Request a Time to Pay Arrangement
You can try and negotiate a Time to Pay arrangement with HMRC’s Business Payment Support Service. This essentially gives you more time to pay the tax debt. The best way to contact HMRC is over the phone – make sure that you have all relevant details to hand, such as the company details, why it’s having difficulty paying the debt in question and its predicted cash-flow for coming months. This will enable you to give them the information they will require to make a decision. You can call HMRC on 0300 200 3835.
Enter into a Company Voluntary Arrangement
In a Company Voluntary Arrangement (CVA), a company makes a proposal to its creditors offering to pay contributions from future profits or asset disposals. Repayment terms will be drafted to suit the needs of the company, so may be an immediate lump sum payment or over a longer period of time (generally up to five years). The benefit of a CVA is that it can be used for all the company’s unsecured creditors, so can be a powerful way of restructuring debt if this is something the company is struggling with. An insolvency practitioner such as AABRS will need to draft the CVA. If this is something that you would like to discuss, please contact us on 020 8444 2000 or by using our Contact Us form.
Put the Company into Administration
Administrations are aimed at helping companies that are likely to become insolvent to recover. Once an administrator has been appointed, he will need to either rescue the company and turn it into a going concern, repay creditors and give them a better return that they would have received in a liquidation or realise the company’s property to satisfy the company’s creditors.
In a pre-pack administration, the company will negotiate the sale of agreed assets to a third party prior to the administrator being appointed. Once the administrator is appointed, the sale normally happens very quickly. This can be a quick solution for companies on the brink of or in insolvency.

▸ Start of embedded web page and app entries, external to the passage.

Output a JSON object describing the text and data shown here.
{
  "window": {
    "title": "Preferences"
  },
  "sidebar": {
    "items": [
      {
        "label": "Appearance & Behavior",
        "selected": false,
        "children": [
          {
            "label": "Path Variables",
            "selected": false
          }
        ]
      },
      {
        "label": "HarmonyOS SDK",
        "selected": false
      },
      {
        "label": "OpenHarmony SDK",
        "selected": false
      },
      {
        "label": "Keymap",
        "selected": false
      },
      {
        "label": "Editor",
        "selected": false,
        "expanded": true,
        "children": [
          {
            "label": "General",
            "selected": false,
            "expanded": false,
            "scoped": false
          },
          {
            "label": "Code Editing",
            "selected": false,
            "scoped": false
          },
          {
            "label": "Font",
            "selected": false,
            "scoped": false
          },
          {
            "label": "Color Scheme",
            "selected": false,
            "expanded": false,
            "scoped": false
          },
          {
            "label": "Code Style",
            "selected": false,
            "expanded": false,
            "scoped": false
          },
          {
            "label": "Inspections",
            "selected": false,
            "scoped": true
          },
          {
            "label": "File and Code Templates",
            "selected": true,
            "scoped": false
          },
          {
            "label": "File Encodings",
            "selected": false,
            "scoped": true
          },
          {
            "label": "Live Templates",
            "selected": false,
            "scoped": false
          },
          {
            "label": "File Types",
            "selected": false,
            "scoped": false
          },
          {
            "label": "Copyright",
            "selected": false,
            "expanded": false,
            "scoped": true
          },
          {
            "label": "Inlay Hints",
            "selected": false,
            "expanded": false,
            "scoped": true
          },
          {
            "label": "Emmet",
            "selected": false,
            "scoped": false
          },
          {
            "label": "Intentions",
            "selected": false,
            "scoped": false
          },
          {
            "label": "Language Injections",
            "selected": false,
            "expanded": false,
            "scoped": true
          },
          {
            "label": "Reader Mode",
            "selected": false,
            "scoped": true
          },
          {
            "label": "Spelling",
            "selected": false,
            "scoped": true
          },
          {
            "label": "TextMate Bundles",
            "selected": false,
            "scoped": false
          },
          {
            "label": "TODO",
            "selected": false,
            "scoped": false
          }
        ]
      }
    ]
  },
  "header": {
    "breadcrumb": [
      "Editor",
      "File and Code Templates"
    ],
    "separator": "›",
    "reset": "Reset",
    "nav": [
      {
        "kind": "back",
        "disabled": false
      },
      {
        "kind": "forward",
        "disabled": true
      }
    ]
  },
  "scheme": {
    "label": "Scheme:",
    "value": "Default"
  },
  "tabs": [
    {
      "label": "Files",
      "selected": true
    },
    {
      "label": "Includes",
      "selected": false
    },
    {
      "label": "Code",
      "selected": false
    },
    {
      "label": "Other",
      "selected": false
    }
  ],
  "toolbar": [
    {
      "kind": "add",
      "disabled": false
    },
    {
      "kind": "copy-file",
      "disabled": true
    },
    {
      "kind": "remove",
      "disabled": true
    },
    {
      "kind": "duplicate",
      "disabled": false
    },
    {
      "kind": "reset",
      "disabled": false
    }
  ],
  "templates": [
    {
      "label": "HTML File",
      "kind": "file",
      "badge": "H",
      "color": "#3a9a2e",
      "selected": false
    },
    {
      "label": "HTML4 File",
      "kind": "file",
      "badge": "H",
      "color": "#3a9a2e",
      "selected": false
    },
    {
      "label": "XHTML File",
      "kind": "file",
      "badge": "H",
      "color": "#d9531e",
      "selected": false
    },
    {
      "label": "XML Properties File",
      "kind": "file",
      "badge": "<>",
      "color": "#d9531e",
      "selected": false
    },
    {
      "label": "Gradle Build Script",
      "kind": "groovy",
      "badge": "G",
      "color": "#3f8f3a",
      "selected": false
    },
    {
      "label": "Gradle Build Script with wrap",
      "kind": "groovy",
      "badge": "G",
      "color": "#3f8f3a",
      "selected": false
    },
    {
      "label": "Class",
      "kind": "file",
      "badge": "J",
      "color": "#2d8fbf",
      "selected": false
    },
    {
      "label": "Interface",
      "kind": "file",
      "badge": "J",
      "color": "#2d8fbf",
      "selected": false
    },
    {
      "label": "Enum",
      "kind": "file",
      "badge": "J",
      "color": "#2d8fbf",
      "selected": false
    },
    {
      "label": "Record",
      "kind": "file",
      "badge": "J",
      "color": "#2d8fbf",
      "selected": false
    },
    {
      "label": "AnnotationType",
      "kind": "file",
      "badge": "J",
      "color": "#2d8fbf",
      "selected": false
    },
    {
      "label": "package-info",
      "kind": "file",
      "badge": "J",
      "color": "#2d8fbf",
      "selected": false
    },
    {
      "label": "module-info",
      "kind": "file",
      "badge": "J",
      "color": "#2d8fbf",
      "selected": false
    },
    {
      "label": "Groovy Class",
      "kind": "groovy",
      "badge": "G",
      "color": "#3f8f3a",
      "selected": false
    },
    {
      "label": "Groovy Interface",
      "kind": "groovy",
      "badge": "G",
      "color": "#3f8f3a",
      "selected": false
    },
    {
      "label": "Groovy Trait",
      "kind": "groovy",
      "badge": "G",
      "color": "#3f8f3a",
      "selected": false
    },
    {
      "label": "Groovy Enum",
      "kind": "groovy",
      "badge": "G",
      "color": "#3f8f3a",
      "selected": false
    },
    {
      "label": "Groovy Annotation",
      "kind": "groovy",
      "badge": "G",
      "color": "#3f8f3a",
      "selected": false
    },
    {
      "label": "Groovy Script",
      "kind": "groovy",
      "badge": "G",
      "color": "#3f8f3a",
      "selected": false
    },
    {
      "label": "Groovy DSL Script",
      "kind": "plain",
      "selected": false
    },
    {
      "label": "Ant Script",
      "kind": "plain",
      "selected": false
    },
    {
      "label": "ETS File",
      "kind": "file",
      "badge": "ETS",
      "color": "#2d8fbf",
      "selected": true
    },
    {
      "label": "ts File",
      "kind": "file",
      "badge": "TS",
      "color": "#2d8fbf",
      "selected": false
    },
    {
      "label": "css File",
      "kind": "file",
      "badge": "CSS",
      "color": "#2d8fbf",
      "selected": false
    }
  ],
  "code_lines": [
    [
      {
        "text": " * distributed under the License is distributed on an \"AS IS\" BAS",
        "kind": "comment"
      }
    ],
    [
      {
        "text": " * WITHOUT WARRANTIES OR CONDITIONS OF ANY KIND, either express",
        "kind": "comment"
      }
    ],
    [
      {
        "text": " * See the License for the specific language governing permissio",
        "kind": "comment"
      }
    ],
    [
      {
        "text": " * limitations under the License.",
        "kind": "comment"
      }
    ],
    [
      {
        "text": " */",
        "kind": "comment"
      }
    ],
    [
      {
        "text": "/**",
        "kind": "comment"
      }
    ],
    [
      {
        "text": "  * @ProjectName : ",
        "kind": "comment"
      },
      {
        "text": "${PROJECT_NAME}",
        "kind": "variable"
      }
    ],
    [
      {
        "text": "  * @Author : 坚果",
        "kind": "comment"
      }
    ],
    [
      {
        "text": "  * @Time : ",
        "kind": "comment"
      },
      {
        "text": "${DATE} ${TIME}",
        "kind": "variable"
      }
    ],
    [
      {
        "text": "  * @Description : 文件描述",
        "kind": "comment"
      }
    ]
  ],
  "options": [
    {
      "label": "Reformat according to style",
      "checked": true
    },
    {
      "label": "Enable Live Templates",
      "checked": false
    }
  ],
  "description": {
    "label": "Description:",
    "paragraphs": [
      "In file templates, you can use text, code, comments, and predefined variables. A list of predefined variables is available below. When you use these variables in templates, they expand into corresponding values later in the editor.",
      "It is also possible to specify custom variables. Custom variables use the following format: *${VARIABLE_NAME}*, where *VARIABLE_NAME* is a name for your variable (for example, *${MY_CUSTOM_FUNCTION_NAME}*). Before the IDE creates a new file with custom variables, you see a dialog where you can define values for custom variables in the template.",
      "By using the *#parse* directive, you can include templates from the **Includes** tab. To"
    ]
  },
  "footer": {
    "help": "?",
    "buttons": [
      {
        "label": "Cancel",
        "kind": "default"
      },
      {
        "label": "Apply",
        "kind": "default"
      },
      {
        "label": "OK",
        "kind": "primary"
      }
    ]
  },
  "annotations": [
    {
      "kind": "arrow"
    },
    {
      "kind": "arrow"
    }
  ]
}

Cant Pay HMRC? Contact us for Advice
If your company owes HMRC tax arrears and is struggling to pay, call us on 020 8444 2000 or Contact Us.